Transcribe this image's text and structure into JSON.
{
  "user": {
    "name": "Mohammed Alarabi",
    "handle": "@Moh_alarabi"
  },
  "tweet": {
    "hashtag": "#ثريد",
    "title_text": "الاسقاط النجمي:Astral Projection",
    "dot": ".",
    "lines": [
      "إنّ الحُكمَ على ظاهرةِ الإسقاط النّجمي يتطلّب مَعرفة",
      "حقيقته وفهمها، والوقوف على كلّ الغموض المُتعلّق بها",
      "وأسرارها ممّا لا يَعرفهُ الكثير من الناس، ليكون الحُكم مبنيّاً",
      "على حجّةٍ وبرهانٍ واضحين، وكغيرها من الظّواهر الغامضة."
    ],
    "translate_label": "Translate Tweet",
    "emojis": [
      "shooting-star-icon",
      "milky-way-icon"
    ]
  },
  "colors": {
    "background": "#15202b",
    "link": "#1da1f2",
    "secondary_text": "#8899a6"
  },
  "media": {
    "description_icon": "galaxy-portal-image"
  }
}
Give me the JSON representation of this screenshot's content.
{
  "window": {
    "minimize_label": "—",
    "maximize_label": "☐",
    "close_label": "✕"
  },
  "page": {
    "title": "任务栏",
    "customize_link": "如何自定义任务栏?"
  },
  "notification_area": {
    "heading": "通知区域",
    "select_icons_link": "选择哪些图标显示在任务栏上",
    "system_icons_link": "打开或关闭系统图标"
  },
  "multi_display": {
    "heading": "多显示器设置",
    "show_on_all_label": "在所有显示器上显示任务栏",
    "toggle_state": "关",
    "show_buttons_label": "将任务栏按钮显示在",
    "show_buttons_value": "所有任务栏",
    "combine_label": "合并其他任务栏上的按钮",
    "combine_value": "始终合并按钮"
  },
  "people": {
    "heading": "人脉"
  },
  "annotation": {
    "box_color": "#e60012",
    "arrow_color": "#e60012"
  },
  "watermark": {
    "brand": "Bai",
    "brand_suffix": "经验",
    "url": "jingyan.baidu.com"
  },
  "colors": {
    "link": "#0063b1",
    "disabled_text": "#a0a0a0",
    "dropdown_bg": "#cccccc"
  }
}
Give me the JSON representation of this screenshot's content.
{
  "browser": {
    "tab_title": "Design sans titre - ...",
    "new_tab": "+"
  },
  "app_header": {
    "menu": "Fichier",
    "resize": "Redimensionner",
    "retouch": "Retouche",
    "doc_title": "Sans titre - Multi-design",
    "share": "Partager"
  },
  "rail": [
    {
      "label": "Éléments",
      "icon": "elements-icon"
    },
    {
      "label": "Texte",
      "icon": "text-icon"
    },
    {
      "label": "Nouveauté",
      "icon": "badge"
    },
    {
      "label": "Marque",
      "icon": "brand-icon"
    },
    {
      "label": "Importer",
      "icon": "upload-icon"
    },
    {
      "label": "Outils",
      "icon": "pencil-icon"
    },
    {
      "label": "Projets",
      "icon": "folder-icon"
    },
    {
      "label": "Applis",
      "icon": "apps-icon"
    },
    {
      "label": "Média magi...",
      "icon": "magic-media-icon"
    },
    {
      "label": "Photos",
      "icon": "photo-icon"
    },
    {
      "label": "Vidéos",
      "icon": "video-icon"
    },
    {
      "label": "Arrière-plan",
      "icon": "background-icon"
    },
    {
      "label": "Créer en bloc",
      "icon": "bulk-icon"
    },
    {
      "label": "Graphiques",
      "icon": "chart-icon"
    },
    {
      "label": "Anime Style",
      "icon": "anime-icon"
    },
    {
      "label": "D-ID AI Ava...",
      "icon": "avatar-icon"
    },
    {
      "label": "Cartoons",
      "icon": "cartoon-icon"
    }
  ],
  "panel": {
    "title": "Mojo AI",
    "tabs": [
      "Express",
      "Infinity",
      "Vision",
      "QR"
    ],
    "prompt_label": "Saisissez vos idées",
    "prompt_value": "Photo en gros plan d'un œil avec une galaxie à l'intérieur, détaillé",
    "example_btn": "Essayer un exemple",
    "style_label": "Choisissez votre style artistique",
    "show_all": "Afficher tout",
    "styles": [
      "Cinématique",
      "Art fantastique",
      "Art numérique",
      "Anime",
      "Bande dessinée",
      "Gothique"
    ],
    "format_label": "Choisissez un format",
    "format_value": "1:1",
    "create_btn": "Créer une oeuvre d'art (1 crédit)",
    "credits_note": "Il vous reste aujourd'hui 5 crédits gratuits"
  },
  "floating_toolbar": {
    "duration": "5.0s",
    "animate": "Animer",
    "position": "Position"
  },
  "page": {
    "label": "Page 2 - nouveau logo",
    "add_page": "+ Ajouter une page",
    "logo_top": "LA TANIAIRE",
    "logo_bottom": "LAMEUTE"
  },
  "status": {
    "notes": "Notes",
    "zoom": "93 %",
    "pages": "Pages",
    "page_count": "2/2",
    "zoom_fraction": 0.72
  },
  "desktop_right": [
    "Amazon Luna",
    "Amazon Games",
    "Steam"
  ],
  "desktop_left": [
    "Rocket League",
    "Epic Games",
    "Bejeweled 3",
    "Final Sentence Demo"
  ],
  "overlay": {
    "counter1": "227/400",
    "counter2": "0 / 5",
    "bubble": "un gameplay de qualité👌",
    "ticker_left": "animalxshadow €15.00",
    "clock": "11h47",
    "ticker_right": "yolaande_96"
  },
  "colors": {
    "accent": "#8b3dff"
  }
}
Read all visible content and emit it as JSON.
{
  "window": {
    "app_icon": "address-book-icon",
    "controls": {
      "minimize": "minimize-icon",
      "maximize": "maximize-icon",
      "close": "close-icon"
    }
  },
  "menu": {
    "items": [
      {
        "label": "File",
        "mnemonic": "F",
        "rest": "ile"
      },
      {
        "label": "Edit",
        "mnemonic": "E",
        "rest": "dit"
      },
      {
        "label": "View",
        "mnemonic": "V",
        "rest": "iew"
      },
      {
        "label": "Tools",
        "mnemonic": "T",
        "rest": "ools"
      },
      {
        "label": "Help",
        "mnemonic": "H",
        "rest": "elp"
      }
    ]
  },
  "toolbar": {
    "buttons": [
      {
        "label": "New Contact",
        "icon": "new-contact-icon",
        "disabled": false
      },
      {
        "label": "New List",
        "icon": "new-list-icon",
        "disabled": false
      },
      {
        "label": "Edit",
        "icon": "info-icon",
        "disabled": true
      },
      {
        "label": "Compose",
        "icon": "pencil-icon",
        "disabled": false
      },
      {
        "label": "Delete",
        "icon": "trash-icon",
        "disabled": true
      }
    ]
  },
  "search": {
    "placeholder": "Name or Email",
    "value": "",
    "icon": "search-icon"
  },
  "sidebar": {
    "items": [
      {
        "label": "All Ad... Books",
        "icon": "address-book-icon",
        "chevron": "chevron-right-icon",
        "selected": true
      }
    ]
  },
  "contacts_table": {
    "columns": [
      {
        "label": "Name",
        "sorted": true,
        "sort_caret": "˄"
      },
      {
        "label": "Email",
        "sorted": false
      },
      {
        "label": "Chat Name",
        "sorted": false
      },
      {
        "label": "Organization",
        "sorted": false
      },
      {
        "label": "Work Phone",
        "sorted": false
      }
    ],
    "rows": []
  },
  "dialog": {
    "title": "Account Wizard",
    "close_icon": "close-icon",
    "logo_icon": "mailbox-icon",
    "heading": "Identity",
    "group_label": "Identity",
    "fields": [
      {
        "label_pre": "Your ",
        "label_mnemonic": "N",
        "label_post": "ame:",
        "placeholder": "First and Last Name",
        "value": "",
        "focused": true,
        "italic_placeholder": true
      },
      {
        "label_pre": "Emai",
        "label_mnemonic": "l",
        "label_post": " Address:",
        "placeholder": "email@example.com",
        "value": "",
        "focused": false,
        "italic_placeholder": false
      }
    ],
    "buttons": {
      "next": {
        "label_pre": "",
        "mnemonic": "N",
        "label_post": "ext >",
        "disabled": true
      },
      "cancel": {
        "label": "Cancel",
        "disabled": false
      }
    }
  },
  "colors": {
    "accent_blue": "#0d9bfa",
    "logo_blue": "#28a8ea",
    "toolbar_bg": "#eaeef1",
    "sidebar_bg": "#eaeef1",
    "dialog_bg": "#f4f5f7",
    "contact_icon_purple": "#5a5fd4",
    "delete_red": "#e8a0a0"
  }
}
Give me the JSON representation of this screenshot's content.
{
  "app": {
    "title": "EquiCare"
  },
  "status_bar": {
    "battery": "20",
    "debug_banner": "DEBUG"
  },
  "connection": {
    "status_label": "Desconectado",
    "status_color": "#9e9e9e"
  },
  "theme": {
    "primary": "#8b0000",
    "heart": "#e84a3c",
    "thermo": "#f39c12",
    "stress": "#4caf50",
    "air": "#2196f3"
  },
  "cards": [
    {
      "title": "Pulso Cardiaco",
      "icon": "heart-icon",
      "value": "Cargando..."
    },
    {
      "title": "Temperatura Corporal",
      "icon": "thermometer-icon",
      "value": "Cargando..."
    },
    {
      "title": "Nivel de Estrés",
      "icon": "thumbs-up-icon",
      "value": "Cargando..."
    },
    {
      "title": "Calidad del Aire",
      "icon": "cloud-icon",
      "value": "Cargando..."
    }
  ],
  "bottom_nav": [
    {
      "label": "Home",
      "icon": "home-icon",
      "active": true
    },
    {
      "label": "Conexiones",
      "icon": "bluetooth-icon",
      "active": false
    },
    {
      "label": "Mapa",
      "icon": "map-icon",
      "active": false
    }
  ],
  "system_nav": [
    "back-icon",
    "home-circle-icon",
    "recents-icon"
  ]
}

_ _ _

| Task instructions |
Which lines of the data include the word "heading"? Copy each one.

| Completed task |
    "heading": "通知区域",
    "heading": "多显示器设置",
    "heading": "人脉"
    "heading": "Identity",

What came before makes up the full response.